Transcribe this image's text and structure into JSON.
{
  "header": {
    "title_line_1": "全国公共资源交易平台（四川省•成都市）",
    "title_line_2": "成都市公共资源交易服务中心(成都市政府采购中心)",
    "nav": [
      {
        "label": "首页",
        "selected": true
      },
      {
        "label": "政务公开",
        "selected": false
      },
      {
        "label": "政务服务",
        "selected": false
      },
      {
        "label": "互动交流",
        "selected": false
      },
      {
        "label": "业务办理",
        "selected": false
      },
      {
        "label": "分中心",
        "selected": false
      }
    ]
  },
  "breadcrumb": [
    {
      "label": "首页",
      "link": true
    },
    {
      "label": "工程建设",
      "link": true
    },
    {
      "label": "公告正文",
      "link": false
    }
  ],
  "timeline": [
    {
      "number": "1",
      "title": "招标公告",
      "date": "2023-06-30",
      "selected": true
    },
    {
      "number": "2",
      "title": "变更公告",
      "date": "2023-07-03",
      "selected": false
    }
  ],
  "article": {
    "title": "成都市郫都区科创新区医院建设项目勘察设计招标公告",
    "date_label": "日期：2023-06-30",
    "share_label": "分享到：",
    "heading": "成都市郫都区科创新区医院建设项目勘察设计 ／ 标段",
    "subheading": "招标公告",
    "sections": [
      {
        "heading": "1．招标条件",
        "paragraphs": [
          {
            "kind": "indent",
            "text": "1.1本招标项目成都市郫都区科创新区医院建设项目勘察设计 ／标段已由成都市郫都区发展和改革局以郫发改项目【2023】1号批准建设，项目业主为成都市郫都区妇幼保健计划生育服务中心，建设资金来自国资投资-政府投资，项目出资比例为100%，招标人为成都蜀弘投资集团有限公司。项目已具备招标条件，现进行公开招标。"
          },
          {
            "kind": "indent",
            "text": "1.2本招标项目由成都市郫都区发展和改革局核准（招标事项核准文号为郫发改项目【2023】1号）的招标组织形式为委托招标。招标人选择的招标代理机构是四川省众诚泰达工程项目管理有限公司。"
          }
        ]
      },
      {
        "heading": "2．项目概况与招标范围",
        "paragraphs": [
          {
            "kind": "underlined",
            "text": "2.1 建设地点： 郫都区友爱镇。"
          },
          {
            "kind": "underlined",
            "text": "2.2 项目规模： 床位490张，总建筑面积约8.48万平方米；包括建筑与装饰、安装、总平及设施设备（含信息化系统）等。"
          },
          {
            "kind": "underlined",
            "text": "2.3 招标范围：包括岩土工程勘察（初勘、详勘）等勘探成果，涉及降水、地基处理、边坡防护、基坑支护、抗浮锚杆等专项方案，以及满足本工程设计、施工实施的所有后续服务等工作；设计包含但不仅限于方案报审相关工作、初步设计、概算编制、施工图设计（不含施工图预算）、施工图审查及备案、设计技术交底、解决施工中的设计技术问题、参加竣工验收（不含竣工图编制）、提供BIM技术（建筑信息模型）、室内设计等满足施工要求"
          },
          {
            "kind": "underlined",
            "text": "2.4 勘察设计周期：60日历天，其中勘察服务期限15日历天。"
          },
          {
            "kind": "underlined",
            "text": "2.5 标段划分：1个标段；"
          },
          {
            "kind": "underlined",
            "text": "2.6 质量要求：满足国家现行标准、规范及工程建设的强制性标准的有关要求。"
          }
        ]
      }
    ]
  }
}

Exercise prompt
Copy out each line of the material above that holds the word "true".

Exercise answer
        "selected": true
      "link": true
      "link": true
      "selected": true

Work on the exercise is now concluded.